August 12, 2019

The Old World and the Middle Kingdom

Europe Wakes Up to China’s Rise

By Julianne Smith and Torrey Taussig

Europe is beginning to face up to the challenges posed by a rising China. From the political debates roiling European capitals over the Chinese telecommunications giant Huawei’s involvement in building 5G mobile networks to the tense EU-China summit earlier this year, recent events have shown that European leaders are growing uneasy in a relationship that until recently both sides saw as immensely beneficial. They worry about the political influence China has gained, especially over the EU’s smaller members, and its growing economic clout and technological prowess. They are starting, tentatively, to push back.

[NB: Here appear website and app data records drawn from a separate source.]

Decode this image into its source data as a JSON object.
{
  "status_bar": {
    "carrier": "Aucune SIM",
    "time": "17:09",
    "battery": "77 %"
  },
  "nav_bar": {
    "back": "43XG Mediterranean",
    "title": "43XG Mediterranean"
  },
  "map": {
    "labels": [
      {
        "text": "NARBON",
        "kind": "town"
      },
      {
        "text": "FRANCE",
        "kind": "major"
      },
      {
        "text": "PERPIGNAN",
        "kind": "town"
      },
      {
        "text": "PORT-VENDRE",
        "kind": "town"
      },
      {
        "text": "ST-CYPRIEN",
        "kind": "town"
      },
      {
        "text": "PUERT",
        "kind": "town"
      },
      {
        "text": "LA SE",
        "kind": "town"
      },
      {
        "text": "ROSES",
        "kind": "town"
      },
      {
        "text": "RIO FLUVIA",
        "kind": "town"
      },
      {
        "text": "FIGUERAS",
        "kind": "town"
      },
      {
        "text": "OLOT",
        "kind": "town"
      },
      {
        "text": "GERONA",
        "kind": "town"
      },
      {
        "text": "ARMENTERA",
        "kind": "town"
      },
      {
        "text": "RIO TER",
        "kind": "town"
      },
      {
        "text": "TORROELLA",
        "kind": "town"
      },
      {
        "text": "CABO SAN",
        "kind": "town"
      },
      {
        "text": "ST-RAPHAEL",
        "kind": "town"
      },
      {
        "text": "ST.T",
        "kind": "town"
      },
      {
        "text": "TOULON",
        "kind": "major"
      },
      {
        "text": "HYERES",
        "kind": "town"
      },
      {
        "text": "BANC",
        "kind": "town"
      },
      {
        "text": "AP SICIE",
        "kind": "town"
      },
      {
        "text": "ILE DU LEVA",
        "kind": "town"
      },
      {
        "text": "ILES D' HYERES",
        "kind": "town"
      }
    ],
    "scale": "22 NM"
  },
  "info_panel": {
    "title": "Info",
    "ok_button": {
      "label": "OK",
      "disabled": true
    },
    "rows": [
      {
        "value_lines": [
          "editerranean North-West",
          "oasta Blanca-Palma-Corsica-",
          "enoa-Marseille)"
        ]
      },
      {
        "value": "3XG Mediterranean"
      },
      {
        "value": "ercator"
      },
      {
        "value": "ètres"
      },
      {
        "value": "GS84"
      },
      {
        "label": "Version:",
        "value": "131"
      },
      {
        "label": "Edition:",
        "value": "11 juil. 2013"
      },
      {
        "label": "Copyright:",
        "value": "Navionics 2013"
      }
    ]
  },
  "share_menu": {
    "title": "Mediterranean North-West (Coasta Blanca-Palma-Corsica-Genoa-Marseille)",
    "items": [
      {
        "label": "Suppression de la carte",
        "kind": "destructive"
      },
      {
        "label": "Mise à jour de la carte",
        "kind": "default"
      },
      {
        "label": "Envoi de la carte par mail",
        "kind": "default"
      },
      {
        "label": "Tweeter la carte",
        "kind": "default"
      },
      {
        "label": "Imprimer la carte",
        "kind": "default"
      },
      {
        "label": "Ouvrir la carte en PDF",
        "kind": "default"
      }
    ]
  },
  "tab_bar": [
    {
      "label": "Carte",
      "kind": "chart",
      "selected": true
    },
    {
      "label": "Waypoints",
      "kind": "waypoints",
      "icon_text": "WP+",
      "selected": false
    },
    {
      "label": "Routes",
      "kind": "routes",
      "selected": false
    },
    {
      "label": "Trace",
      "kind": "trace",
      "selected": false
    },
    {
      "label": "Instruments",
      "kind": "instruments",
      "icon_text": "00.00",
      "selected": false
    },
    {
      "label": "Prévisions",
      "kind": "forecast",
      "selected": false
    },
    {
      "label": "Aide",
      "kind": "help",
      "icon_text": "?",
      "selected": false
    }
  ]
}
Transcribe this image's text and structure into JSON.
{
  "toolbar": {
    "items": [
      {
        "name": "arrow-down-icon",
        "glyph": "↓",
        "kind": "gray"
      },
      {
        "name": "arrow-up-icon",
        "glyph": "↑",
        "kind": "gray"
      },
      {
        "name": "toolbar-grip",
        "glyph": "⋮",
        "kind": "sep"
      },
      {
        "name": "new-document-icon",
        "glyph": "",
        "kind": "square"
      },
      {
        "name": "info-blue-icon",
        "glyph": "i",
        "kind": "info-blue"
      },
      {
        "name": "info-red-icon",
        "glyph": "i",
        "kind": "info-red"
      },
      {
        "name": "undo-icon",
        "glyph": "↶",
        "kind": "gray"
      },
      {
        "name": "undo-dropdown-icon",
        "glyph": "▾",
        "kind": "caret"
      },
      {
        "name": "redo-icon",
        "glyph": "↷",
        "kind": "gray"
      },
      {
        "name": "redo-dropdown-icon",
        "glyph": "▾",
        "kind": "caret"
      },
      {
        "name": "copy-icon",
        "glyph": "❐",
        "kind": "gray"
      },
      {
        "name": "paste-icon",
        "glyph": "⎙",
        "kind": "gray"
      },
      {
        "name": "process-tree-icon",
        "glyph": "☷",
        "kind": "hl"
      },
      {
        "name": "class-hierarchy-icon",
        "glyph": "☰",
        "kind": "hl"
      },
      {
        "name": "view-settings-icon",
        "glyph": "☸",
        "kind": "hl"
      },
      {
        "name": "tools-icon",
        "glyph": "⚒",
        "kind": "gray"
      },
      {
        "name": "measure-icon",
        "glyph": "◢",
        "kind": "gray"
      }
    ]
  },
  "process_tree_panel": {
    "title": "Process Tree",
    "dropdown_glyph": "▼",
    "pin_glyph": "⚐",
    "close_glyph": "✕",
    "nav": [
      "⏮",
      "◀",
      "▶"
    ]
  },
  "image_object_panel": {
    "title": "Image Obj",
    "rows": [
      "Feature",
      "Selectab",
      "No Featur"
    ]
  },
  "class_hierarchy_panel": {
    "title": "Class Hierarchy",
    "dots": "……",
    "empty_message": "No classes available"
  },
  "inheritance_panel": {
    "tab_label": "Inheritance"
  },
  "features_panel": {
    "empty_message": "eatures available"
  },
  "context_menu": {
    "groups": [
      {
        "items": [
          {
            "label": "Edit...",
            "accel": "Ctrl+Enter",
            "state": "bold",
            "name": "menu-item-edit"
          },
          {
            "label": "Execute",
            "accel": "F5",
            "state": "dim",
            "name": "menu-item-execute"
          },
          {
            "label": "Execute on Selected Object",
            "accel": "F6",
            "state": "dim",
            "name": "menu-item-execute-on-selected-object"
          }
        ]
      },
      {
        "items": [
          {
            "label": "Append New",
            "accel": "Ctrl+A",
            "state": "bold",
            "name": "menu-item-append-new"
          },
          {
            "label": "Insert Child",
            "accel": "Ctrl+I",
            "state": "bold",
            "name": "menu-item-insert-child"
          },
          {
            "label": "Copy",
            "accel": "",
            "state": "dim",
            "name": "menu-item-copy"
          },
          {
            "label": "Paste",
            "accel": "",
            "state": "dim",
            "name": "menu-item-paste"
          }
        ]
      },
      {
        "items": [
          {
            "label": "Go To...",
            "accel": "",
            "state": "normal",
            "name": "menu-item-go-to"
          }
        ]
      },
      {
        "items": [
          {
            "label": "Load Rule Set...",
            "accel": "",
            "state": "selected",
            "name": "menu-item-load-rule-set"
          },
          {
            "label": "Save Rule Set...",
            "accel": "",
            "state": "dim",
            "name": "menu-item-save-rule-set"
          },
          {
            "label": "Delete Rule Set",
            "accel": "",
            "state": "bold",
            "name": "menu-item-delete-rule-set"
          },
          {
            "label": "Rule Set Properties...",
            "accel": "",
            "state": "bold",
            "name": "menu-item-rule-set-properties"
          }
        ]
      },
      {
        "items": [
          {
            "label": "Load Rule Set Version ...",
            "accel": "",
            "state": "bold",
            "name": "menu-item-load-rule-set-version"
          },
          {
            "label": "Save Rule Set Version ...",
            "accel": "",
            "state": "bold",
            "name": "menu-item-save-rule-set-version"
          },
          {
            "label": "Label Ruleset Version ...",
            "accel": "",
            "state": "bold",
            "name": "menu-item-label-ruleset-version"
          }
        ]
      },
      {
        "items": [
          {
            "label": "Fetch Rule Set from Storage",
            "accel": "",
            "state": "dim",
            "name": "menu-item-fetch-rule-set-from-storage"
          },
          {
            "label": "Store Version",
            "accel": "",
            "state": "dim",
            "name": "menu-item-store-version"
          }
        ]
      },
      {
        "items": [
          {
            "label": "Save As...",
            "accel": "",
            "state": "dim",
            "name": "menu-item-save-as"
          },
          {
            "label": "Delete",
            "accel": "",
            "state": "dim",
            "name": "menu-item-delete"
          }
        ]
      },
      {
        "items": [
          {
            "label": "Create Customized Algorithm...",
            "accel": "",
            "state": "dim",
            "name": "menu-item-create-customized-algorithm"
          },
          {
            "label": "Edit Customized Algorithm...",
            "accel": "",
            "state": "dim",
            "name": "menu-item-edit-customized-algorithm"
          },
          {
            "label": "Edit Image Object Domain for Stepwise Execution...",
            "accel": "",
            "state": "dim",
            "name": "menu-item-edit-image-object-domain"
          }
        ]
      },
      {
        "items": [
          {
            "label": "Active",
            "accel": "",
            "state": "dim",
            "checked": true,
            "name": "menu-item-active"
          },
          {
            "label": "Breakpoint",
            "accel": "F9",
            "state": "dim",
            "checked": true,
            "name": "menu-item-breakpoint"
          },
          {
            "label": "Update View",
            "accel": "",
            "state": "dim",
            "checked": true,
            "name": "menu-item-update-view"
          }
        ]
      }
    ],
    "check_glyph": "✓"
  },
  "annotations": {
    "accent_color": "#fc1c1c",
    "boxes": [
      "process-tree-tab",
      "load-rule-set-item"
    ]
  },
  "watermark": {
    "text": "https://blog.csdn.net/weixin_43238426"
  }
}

To better promote its interests, Europe should use its economic, political, and diplomatic power to level the economic playing field with China, guard against Chinese political influence, and defend democratic values at home. Yet two things stand in the way of such a strategy. First, Europe remains divided over how seriously to take the Chinese challenge. In contrast to the strategic shifts happening in Berlin, Paris, and the EU capital, in Brussels, the leaders of many smaller states still see only the economic benefits of deeper engagement with China. Second, Europe finds itself caught in the middle of a growing U.S.-Chinese rivalry. It cannot abandon its long-standing ties to the United States (even as it squabbles with the Trump administration over everything from tariffs to defense spending), but it also cannot afford to weaken a trade relationship with China worth well over $1 billion a day. Europe is walking a fine line by nominally resisting China’s predatory trade and investment practices but not issuing any meaningful threats. So far, playing it safe has failed to persuade China to change course.

Read the full article in Foreign Affairs.

  • Commentary
    • War on the Rocks
    • August 23, 2022
    To defeat autocracy, weaponize transparency

    Democracies have a significant advantage in weaponizing transparency at scale to highlight autocratic activities that break international norms or inflict damage on local econ...

    By Ryan Fedasiuk & Garrett Berntsen

  • Podcast
    • August 12, 2022
    Defense One Radio, Ep. 106: Decoding China’s Taiwan saber-rattling + RIMPAC 2022

    Becca Wasser, fellow for the Defense Program and lead of the Gaming Lab at the Center for a New American Security think tank in Washington, D.C, joins the the Defense One podc...

    By Becca Wasser

  • Commentary
    • Inkstick
    • May 4, 2022
    Can Macron Play Nice with Other Europeans?

    To fully realize his ambitions for the bloc during his second term, macron will need to take greater care to forge consensus across eu member states, rather than repeating his...

    By Nicholas Lokker

  • Podcast
    • April 21, 2022
    Macron vs. Le Pen Redux, with Célia Belin and Ben Haddad

    What can we expect from the final round of the French presidential election? The possibility of a Le Pen presidency poses major concerns for the future of the European Union a...

    By Andrea Kendall-Taylor, Jim Townsend, Célia Belin & Benjamin Haddad

View All Reports View All Articles & Multimedia